YOUR INSTRUCTIONS: Work out how many lines in the material below hold "布波资讯", then give only that number.

PROVIDED DATA:
------------
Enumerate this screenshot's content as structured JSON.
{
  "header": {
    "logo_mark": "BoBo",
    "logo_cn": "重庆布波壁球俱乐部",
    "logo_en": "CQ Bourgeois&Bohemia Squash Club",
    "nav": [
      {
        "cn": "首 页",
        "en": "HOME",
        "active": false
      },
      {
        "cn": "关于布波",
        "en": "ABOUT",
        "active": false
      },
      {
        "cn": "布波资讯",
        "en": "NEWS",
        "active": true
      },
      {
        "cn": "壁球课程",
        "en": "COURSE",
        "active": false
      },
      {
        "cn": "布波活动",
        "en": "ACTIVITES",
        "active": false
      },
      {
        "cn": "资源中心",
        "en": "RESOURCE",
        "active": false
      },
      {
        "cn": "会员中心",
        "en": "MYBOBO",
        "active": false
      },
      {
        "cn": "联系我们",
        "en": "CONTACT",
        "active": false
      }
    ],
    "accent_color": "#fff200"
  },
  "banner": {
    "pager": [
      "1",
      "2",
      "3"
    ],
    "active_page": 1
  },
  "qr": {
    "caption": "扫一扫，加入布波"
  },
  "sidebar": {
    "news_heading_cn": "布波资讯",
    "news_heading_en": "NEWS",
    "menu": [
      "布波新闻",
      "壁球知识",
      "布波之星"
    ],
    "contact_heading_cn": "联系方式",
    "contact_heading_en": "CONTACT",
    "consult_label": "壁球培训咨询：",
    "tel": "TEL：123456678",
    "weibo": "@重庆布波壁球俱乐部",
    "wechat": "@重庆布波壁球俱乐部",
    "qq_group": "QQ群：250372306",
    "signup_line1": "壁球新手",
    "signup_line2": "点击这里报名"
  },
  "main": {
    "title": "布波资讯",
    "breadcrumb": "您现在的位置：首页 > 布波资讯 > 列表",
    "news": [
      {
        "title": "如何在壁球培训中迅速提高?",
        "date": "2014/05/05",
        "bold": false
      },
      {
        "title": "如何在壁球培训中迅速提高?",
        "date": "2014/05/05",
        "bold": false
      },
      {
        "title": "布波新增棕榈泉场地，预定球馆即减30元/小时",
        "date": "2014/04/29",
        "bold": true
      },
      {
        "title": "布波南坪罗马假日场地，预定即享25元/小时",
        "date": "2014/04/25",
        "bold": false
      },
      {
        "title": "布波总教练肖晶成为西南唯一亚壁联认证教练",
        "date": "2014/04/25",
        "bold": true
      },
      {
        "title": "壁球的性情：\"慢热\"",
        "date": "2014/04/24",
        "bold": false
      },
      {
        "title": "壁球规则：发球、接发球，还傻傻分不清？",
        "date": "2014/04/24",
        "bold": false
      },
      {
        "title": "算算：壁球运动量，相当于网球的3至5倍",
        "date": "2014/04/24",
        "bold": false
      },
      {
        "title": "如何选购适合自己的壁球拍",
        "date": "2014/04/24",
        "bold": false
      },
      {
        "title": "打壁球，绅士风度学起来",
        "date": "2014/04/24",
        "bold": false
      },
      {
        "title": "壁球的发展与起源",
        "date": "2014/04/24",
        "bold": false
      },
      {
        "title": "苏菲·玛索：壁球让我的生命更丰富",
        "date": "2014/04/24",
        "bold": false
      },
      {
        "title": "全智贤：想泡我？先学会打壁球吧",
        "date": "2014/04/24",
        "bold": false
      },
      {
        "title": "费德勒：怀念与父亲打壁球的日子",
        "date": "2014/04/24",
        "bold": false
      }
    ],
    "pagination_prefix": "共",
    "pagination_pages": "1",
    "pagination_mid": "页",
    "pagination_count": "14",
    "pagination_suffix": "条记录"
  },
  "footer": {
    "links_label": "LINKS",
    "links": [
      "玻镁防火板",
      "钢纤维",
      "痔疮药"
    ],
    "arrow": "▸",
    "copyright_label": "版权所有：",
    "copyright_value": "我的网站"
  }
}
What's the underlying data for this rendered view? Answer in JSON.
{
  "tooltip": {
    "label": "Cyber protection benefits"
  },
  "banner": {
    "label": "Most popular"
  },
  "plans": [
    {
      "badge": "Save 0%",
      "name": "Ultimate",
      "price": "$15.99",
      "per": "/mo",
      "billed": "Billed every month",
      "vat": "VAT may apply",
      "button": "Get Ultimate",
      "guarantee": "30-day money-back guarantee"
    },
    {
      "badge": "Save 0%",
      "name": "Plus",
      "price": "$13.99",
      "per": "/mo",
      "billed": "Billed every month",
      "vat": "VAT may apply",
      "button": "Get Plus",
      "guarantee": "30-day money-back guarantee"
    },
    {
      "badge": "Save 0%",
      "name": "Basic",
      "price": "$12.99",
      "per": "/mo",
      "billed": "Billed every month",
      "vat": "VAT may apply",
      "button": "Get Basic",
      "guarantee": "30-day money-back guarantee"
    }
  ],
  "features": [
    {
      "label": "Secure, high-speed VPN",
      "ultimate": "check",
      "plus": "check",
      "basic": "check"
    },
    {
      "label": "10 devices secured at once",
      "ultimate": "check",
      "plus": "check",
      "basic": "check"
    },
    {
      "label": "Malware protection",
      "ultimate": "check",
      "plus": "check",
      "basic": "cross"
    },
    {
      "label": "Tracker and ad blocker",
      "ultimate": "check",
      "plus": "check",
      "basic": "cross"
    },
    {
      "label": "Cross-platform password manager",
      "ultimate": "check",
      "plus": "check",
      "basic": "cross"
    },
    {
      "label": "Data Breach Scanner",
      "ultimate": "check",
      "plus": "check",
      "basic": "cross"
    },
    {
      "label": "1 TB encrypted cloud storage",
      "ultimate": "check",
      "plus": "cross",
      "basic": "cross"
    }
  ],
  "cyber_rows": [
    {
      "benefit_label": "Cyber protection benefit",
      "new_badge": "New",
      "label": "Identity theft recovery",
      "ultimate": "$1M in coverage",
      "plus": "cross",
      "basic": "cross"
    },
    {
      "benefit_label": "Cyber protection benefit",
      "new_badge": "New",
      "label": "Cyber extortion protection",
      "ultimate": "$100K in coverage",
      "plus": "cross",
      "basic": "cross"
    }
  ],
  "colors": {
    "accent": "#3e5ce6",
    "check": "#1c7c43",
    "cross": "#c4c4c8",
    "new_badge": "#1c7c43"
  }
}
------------
PROBLEM SOLUTION: 4